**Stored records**
== Segment start ==

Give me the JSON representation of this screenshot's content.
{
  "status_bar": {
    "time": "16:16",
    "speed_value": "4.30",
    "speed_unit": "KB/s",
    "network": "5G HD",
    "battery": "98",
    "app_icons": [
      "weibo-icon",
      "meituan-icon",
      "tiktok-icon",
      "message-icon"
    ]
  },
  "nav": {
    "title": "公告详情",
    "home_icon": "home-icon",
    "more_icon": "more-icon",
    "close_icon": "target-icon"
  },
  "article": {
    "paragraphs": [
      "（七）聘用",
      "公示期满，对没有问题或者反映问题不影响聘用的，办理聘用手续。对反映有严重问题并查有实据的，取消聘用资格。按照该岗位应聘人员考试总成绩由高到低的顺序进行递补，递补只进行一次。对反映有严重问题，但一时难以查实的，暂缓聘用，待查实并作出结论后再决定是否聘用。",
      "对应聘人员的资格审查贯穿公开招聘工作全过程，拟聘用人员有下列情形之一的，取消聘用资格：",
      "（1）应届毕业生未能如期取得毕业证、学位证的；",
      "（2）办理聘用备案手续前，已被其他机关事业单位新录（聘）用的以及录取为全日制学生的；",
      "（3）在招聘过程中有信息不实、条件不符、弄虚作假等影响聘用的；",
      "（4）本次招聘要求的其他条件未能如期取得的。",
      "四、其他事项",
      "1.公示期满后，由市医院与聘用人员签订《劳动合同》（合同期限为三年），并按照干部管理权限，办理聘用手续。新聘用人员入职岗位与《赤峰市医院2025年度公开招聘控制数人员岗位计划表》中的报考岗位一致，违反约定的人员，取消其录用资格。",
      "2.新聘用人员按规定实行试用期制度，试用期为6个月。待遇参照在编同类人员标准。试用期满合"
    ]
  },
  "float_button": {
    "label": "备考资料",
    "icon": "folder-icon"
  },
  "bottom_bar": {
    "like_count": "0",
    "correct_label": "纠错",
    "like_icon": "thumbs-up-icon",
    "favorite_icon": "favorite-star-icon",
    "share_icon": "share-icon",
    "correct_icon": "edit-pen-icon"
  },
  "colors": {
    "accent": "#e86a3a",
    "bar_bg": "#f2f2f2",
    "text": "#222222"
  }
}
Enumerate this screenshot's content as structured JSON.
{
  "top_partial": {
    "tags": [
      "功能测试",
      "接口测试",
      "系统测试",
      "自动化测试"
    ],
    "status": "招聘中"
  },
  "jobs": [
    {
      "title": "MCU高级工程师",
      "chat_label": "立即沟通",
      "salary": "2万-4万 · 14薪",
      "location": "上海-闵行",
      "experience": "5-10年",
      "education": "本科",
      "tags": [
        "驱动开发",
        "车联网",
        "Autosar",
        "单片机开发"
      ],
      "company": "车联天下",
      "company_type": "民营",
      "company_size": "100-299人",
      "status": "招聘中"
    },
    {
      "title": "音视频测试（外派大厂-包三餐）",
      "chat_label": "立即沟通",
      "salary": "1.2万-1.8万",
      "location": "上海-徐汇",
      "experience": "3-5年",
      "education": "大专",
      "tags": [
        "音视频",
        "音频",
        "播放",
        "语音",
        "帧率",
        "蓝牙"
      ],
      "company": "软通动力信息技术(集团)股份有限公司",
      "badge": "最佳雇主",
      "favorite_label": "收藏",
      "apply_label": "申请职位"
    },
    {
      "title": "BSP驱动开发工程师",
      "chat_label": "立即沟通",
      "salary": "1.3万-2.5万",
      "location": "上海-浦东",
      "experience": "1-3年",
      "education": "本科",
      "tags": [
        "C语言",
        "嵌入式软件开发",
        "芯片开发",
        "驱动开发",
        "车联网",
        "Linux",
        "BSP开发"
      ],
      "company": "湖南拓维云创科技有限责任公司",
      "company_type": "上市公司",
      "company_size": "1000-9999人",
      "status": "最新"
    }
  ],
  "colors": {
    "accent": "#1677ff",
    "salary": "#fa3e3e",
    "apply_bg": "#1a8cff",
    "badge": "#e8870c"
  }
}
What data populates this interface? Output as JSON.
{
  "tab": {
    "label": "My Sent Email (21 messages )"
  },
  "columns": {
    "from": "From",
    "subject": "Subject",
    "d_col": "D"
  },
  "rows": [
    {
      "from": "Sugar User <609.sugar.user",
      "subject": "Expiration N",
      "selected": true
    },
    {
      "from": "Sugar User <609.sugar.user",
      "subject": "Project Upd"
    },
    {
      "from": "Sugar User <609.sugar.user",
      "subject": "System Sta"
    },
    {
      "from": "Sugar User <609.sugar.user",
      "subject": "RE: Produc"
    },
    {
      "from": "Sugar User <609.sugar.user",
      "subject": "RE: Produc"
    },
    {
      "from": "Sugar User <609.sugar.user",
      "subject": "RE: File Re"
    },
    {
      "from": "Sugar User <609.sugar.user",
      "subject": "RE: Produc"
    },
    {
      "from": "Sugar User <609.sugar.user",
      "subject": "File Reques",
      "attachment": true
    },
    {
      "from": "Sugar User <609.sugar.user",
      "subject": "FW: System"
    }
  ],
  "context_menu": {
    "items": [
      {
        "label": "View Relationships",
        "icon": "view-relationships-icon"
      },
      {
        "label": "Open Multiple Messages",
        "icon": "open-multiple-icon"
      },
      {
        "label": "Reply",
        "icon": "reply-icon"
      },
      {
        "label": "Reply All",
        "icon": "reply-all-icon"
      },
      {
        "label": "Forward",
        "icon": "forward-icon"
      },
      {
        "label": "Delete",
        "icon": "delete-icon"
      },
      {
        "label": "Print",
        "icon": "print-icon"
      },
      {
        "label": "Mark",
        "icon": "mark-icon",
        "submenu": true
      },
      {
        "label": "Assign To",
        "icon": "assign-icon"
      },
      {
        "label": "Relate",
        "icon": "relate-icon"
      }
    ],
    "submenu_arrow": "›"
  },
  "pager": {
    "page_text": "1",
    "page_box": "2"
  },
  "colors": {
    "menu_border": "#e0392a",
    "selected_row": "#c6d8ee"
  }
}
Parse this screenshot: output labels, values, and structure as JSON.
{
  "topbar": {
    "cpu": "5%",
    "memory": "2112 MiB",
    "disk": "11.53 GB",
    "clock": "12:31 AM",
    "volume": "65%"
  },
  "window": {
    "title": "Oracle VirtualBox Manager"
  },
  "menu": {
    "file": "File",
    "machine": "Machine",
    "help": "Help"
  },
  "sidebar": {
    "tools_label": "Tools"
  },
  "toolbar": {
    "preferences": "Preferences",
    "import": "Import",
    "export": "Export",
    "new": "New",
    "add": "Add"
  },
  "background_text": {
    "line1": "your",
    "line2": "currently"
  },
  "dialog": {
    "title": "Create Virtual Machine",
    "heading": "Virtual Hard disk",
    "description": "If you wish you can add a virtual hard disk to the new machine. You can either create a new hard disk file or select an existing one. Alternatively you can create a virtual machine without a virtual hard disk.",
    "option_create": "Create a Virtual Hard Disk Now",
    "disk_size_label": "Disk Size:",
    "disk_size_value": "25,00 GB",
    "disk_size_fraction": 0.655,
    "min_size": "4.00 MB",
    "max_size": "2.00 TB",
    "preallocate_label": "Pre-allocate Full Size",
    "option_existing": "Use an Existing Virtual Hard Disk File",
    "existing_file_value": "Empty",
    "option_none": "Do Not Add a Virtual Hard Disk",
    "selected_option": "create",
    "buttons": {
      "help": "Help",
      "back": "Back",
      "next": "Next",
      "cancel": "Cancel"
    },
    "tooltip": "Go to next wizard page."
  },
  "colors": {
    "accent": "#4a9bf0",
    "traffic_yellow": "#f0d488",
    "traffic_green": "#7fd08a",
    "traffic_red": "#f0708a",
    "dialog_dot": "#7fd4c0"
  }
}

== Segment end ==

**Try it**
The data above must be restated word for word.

**Answer section**
Give me the JSON representation of this screenshot's content.
{
  "status_bar": {
    "time": "16:16",
    "speed_value": "4.30",
    "speed_unit": "KB/s",
    "network": "5G HD",
    "battery": "98",
    "app_icons": [
      "weibo-icon",
      "meituan-icon",
      "tiktok-icon",
      "message-icon"
    ]
  },
  "nav": {
    "title": "公告详情",
    "home_icon": "home-icon",
    "more_icon": "more-icon",
    "close_icon": "target-icon"
  },
  "article": {
    "paragraphs": [
      "（七）聘用",
      "公示期满，对没有问题或者反映问题不影响聘用的，办理聘用手续。对反映有严重问题并查有实据的，取消聘用资格。按照该岗位应聘人员考试总成绩由高到低的顺序进行递补，递补只进行一次。对反映有严重问题，但一时难以查实的，暂缓聘用，待查实并作出结论后再决定是否聘用。",
      "对应聘人员的资格审查贯穿公开招聘工作全过程，拟聘用人员有下列情形之一的，取消聘用资格：",
      "（1）应届毕业生未能如期取得毕业证、学位证的；",
      "（2）办理聘用备案手续前，已被其他机关事业单位新录（聘）用的以及录取为全日制学生的；",
      "（3）在招聘过程中有信息不实、条件不符、弄虚作假等影响聘用的；",
      "（4）本次招聘要求的其他条件未能如期取得的。",
      "四、其他事项",
      "1.公示期满后，由市医院与聘用人员签订《劳动合同》（合同期限为三年），并按照干部管理权限，办理聘用手续。新聘用人员入职岗位与《赤峰市医院2025年度公开招聘控制数人员岗位计划表》中的报考岗位一致，违反约定的人员，取消其录用资格。",
      "2.新聘用人员按规定实行试用期制度，试用期为6个月。待遇参照在编同类人员标准。试用期满合"
    ]
  },
  "float_button": {
    "label": "备考资料",
    "icon": "folder-icon"
  },
  "bottom_bar": {
    "like_count": "0",
    "correct_label": "纠错",
    "like_icon": "thumbs-up-icon",
    "favorite_icon": "favorite-star-icon",
    "share_icon": "share-icon",
    "correct_icon": "edit-pen-icon"
  },
  "colors": {
    "accent": "#e86a3a",
    "bar_bg": "#f2f2f2",
    "text": "#222222"
  }
}
Enumerate this screenshot's content as structured JSON.
{
  "top_partial": {
    "tags": [
      "功能测试",
      "接口测试",
      "系统测试",
      "自动化测试"
    ],
    "status": "招聘中"
  },
  "jobs": [
    {
      "title": "MCU高级工程师",
      "chat_label": "立即沟通",
      "salary": "2万-4万 · 14薪",
      "location": "上海-闵行",
      "experience": "5-10年",
      "education": "本科",
      "tags": [
        "驱动开发",
        "车联网",
        "Autosar",
        "单片机开发"
      ],
      "company": "车联天下",
      "company_type": "民营",
      "company_size": "100-299人",
      "status": "招聘中"
    },
    {
      "title": "音视频测试（外派大厂-包三餐）",
      "chat_label": "立即沟通",
      "salary": "1.2万-1.8万",
      "location": "上海-徐汇",
      "experience": "3-5年",
      "education": "大专",
      "tags": [
        "音视频",
        "音频",
        "播放",
        "语音",
        "帧率",
        "蓝牙"
      ],
      "company": "软通动力信息技术(集团)股份有限公司",
      "badge": "最佳雇主",
      "favorite_label": "收藏",
      "apply_label": "申请职位"
    },
    {
      "title": "BSP驱动开发工程师",
      "chat_label": "立即沟通",
      "salary": "1.3万-2.5万",
      "location": "上海-浦东",
      "experience": "1-3年",
      "education": "本科",
      "tags": [
        "C语言",
        "嵌入式软件开发",
        "芯片开发",
        "驱动开发",
        "车联网",
        "Linux",
        "BSP开发"
      ],
      "company": "湖南拓维云创科技有限责任公司",
      "company_type": "上市公司",
      "company_size": "1000-9999人",
      "status": "最新"
    }
  ],
  "colors": {
    "accent": "#1677ff",
    "salary": "#fa3e3e",
    "apply_bg": "#1a8cff",
    "badge": "#e8870c"
  }
}
What data populates this interface? Output as JSON.
{
  "tab": {
    "label": "My Sent Email (21 messages )"
  },
  "columns": {
    "from": "From",
    "subject": "Subject",
    "d_col": "D"
  },
  "rows": [
    {
      "from": "Sugar User <609.sugar.user",
      "subject": "Expiration N",
      "selected": true
    },
    {
      "from": "Sugar User <609.sugar.user",
      "subject": "Project Upd"
    },
    {
      "from": "Sugar User <609.sugar.user",
      "subject": "System Sta"
    },
    {
      "from": "Sugar User <609.sugar.user",
      "subject": "RE: Produc"
    },
    {
      "from": "Sugar User <609.sugar.user",
      "subject": "RE: Produc"
    },
    {
      "from": "Sugar User <609.sugar.user",
      "subject": "RE: File Re"
    },
    {
      "from": "Sugar User <609.sugar.user",
      "subject": "RE: Produc"
    },
    {
      "from": "Sugar User <609.sugar.user",
      "subject": "File Reques",
      "attachment": true
    },
    {
      "from": "Sugar User <609.sugar.user",
      "subject": "FW: System"
    }
  ],
  "context_menu": {
    "items": [
      {
        "label": "View Relationships",
        "icon": "view-relationships-icon"
      },
      {
        "label": "Open Multiple Messages",
        "icon": "open-multiple-icon"
      },
      {
        "label": "Reply",
        "icon": "reply-icon"
      },
      {
        "label": "Reply All",
        "icon": "reply-all-icon"
      },
      {
        "label": "Forward",
        "icon": "forward-icon"
      },
      {
        "label": "Delete",
        "icon": "delete-icon"
      },
      {
        "label": "Print",
        "icon": "print-icon"
      },
      {
        "label": "Mark",
        "icon": "mark-icon",
        "submenu": true
      },
      {
        "label": "Assign To",
        "icon": "assign-icon"
      },
      {
        "label": "Relate",
        "icon": "relate-icon"
      }
    ],
    "submenu_arrow": "›"
  },
  "pager": {
    "page_text": "1",
    "page_box": "2"
  },
  "colors": {
    "menu_border": "#e0392a",
    "selected_row": "#c6d8ee"
  }
}
Parse this screenshot: output labels, values, and structure as JSON.
{
  "topbar": {
    "cpu": "5%",
    "memory": "2112 MiB",
    "disk": "11.53 GB",
    "clock": "12:31 AM",
    "volume": "65%"
  },
  "window": {
    "title": "Oracle VirtualBox Manager"
  },
  "menu": {
    "file": "File",
    "machine": "Machine",
    "help": "Help"
  },
  "sidebar": {
    "tools_label": "Tools"
  },
  "toolbar": {
    "preferences": "Preferences",
    "import": "Import",
    "export": "Export",
    "new": "New",
    "add": "Add"
  },
  "background_text": {
    "line1": "your",
    "line2": "currently"
  },
  "dialog": {
    "title": "Create Virtual Machine",
    "heading": "Virtual Hard disk",
    "description": "If you wish you can add a virtual hard disk to the new machine. You can either create a new hard disk file or select an existing one. Alternatively you can create a virtual machine without a virtual hard disk.",
    "option_create": "Create a Virtual Hard Disk Now",
    "disk_size_label": "Disk Size:",
    "disk_size_value": "25,00 GB",
    "disk_size_fraction": 0.655,
    "min_size": "4.00 MB",
    "max_size": "2.00 TB",
    "preallocate_label": "Pre-allocate Full Size",
    "option_existing": "Use an Existing Virtual Hard Disk File",
    "existing_file_value": "Empty",
    "option_none": "Do Not Add a Virtual Hard Disk",
    "selected_option": "create",
    "buttons": {
      "help": "Help",
      "back": "Back",
      "next": "Next",
      "cancel": "Cancel"
    },
    "tooltip": "Go to next wizard page."
  },
  "colors": {
    "accent": "#4a9bf0",
    "traffic_yellow": "#f0d488",
    "traffic_green": "#7fd08a",
    "traffic_red": "#f0708a",
    "dialog_dot": "#7fd4c0"
  }
}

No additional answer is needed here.